I love the ceiling.
And this is the font designed by William Pye and installed in 2008 for the 750th anniversary. It’s at times like this I wish I could take better pictures, but I will keep trying.
This is the window in the North Transept.
Now the cathedral was preparing for a big Magna Carta exhibition later in the year and I was disappointed not to have been there at the right time. However there was this replica on show, and according to the guide I spoke too she can’t tell the replica from the original!
And these are the clasps which held it.
the windows are magnificent throughout, I just love the blues in this one.
This is the tomb of William Longespee 1226, the first person to be buried in the cathedral. He was half brother to King John and advised him during the drawing up of the Magna Carta.
Outside there are still cloisters, a lovely place to stroll and think.
More information on the cathedral here and on John Constable here
Linking with Inspired Sunday
Lightening stop on our tour of Wiltshire.
The best I could manage of the tower
and the graveyard
Loved the carvings on this cross.
Linking with InSpired Sunday
We had the pleasure of visiting this lovely church last month whilst we were in Wiltshire. St Peter’s church is no longer used as a place of worship, but instead has become a place for local crafts people to sell their goods and for a cafe. Sadly we had just had coffee so did not sample their wares. Much of the interior remains and it’s major claim to fame is as the church where Cardinal Wolsey ( Henry 8th) was ordained as a priest in 1498.
the windows by the Altar really caught my attention
but not as much as the tiles did
even the wall was painted
loved this too
and here are the craft stalls
I was amazed that I made no impulse purchases, but it was very hard.
Back outside for a final view
Turns out that had I been three days later then I would have bumped into a fellow blogger. Lucky for me she contacted me last week when she was up North and we finally met. Go here to find out what happened when Cathy met Rachel and the trout!!
Joining with Inspired Sunday
Back on my own home turf again this week. This church is in the village of Ellerburn,North Yorkshire and I had a specific reason for visiting. Whilst clearing out Dad’s house I came across a piece of paper with a list of grave memorials from this church and one name jumped out at me , a Jane Stephenson, aged 92, who it seems was my great great great grandmother, and I had no idea of her burial site. Quite why Dad had the list I don’t know since he professed to know nothing of this side of his family, or did he?
Here’s the church at Ellerburn.
Now I couldn’t get into the church itself which didn’t bother me unduly as it has a bat problem and personally I don’t like bats one little bit.
I was interested in the church yard. I noted that this church had a novel approach to keeping the grass tidy. SHEEP!
Which is all well and good but the gate was padlocked and I couldn’t explore.
and you can’t get in which ever way you try. I shall just have to keep going back till the sheep have gone.
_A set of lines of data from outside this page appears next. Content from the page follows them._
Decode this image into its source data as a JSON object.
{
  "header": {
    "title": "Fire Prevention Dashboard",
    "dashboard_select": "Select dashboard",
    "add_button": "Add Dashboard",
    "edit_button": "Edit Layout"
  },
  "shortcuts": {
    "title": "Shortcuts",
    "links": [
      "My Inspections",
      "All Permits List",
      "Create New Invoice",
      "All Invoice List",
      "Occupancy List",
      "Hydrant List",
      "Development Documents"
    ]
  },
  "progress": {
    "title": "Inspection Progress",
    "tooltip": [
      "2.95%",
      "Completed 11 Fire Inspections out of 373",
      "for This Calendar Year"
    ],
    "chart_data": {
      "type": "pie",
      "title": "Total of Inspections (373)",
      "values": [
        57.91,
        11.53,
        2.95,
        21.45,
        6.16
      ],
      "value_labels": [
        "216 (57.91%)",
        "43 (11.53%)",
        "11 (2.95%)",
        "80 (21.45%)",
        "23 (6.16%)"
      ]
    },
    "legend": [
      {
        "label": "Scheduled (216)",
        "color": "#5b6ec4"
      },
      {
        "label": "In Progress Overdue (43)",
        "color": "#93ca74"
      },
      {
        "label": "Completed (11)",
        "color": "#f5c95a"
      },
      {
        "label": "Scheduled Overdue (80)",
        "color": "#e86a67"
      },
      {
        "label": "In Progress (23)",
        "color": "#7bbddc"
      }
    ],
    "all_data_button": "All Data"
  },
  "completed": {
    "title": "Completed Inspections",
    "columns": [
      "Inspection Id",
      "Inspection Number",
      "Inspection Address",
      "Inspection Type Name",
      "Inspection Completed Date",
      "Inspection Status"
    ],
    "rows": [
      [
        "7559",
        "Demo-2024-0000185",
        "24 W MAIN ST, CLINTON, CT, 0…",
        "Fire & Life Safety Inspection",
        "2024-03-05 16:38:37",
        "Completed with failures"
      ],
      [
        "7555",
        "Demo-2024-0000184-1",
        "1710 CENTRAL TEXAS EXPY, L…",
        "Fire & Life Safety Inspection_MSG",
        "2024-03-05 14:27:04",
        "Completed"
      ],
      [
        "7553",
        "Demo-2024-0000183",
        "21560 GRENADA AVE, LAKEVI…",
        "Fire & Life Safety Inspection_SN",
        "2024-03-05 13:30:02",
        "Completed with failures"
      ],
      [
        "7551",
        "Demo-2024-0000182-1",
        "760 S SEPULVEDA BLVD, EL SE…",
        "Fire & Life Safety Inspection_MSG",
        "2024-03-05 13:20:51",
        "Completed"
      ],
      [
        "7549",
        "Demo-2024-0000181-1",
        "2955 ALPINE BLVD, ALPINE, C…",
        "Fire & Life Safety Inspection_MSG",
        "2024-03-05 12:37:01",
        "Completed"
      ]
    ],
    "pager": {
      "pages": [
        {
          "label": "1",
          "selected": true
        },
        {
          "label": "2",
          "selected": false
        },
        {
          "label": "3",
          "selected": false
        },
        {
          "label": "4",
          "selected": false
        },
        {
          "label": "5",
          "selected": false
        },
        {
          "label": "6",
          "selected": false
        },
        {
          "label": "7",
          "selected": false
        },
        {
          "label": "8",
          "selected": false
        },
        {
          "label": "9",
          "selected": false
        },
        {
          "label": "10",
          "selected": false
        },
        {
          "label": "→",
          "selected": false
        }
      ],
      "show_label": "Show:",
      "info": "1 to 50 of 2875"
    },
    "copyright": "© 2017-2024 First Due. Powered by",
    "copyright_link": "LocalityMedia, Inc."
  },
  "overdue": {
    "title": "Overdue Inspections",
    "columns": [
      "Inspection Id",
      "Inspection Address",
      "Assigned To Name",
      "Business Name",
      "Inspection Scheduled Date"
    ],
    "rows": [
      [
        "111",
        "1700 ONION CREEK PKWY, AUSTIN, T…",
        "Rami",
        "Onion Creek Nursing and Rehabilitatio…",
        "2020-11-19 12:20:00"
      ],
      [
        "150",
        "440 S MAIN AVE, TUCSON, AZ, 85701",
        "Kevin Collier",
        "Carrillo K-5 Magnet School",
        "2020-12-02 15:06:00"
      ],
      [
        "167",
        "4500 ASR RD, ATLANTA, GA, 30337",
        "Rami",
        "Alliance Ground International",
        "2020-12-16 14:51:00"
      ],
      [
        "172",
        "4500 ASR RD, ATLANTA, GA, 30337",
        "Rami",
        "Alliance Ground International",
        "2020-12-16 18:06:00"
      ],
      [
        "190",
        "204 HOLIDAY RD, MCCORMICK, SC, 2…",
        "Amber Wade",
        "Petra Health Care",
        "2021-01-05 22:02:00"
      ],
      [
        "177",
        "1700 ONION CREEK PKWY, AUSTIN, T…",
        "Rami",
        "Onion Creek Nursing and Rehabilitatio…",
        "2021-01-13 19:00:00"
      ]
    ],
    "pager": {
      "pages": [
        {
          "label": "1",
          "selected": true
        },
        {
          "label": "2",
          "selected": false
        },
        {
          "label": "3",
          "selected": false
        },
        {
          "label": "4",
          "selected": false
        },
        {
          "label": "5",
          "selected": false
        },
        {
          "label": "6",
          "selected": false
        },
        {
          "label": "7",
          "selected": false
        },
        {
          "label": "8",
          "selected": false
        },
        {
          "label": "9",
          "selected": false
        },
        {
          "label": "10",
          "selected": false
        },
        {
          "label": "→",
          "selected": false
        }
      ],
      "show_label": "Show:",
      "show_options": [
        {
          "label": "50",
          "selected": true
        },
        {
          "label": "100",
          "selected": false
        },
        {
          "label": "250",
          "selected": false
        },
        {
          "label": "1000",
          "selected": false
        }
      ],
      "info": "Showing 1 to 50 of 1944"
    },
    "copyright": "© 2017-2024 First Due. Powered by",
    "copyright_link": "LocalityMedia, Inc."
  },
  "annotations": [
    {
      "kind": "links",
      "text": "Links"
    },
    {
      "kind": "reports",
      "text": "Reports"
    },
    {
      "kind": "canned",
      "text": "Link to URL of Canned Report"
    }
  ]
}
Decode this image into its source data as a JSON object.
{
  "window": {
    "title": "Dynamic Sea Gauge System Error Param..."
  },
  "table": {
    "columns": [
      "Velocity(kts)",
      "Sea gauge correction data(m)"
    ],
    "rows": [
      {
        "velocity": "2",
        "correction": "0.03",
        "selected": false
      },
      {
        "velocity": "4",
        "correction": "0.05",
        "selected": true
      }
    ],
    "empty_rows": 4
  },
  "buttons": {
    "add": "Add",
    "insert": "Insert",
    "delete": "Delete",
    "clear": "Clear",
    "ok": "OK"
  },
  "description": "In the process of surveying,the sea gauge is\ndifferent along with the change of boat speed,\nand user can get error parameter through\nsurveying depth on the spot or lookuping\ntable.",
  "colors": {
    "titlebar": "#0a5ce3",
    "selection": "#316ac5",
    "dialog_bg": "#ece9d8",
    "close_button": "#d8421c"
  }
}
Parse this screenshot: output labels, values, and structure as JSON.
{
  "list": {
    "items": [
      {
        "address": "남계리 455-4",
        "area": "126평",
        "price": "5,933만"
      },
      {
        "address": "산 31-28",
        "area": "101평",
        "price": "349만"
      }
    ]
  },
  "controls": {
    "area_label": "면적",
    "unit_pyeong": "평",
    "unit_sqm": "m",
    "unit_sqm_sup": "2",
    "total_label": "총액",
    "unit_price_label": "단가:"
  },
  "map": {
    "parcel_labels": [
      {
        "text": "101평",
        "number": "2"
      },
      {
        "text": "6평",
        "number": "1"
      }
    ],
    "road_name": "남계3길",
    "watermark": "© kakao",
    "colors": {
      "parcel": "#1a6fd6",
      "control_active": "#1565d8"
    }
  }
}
Meantime I contented myself with some rather nice stone carvings
which are rather lovely. Linking in with Inspired Sunday
We happened upon the church of St Mary at Lastingham a few years ago. Back in August there was a local art exhibition in Lastingham and whilst there I couldn’t resist another visit to this ancient church.
When I say ancient, I mean it. The original church dates back to the 650s when it was established as a monastery by Cedd. Lets take a look inside
through the door
Before we go down those stairs in the middle of the picture, take a look up
I love the vaulted ceiling. Going down the stairs to the Norman crypt
the little altar at the far end.
where this is stored.
Coming back up
there’s the font and
and a plaque to a John Featherstone. Featherstone is such a common name in this area.
Here is a stone pulpit, I don’t think I have encountered many stone pulpits.
a blocked in arch way
the view looking towards the back of the church.
there is this view up the hill
no wonder Bede wrote of this setting‘
amid some steep and remote hills which seemed better fitted for the haunts of robbers and the dens of wild beasts than for human habitation; so that, as Isaiah says, “In the Habitation where once dragons lay, shall be grass with reeds and rushes”‘.
Hope you enjoyed this church. Linking with Inspired Sunday